Internal communications between Seattle authorities shed new light on how the police department’s East Precinct and the surrounding area became occupied by demonstrators nel Capitol Hill Organized Protest, or CHOP, over the summer, according to local media.
Fire officials sought help from the protesters’ self-declared security team after police pulled back, which “failed to produce results,” Seattle-based KING-TV reported this week. The station cited emails and text messages obtained through public records requests.
“East precinct. They disabled the door locks so they can’t be locked,” Seattle Fire Department Chief Harold Scoggins wrote in an email to Raz Simone, the purported head of CHOP’s makeshift security, secondo il rapporto.
The fire chief also reached out via text message.
“Raz, I just got word that 4 people just broke the door at SPD and entered the building,” he reportedly said. “A way to keep SPD out of the space is secure that building during the protest.
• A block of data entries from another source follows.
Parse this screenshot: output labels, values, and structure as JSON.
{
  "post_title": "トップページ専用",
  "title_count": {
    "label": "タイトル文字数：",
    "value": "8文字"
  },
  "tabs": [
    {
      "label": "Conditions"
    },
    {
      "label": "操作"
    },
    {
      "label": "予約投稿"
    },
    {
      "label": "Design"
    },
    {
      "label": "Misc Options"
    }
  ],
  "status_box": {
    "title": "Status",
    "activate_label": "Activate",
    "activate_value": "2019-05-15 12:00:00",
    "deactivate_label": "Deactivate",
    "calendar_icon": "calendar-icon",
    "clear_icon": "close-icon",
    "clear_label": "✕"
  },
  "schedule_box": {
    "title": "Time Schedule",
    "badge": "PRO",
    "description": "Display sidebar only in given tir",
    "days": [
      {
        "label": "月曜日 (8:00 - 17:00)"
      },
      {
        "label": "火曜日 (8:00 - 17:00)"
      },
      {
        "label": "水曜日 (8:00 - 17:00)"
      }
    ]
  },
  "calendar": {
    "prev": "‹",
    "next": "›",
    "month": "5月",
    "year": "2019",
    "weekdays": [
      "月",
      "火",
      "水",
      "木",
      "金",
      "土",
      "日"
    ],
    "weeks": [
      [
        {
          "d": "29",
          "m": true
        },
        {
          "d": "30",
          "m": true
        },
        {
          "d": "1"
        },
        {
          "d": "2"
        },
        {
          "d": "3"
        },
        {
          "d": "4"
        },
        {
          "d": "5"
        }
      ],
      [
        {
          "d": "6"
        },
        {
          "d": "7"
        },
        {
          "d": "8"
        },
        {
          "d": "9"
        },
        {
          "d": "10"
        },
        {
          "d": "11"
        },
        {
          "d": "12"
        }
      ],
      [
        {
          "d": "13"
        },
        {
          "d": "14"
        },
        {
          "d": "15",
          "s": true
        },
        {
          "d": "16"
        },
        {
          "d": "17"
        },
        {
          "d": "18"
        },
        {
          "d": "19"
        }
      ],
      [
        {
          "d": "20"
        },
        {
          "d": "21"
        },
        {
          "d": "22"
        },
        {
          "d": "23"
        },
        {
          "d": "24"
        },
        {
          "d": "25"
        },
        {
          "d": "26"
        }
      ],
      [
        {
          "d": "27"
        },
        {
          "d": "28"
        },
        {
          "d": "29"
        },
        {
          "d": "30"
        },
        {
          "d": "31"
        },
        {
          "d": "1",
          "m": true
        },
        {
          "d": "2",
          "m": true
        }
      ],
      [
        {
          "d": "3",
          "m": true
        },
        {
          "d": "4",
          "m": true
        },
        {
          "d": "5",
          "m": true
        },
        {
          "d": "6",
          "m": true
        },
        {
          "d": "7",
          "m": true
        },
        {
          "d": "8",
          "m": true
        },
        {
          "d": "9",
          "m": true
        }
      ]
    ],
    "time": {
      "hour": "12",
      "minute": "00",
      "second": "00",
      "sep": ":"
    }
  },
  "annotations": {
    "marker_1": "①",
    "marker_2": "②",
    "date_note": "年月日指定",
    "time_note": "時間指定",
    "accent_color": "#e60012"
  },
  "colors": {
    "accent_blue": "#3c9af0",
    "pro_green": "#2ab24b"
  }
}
Can you guys work with us on that?"
Protesters occupied the neighborhood June 8, shortly after police pulled out of the East Precinct building following a week of tumultuous protests over the death of George Floyd.
Floyd died in police custody in Minneapolis on May 25 after an officer was seen on video kneeling on his neck for nearly nine minutes, prompting demonstrations around the country.
Activists declared the neighborhood around the East Precinct a “cop-free zone,” dragged barriers into the street to cut off traffic and also referred to it as the Capitol Hill Autonomous Zone, or CHAZ.
But after allowing occupiers for several weeks, police pushed them out, and reclaimed the building and surrounding blocks following a number of sparatorie, arsons, thefts and vandalism.
Former Seattle Police Chief Carmen Best, who headed the department at the time of the CHOP, denied it was ever a “cop-free zone.” But protesters sometimes hindered police, and the chief said that 911 response times to reports of burglaries, rapes and other crimes had tripled.
Best said that she did not make the decision to abandon the precinct building in a YouTube video addressed to her department’s rank-and-file officers on June 11.
The pull-out appears to contradict multiple texts and emails, which stated the facility would not be abandoned, as recent as June 7, the day before police left, according to the communications obtained by KING. They also appear to show Best’s public statement on the matter surprised the mayor’s office, and officials scrambled to adjust their public narrative.
Best stepped down at the end of the summer to protest the city council’s police budget cuts. She was the first Black police chief in Seattle’s history.
A spokeswoman for Seattle Mayor Jenny Durkan, whose name came up in the KING report, did not immediately respond to a Fox News request for comment.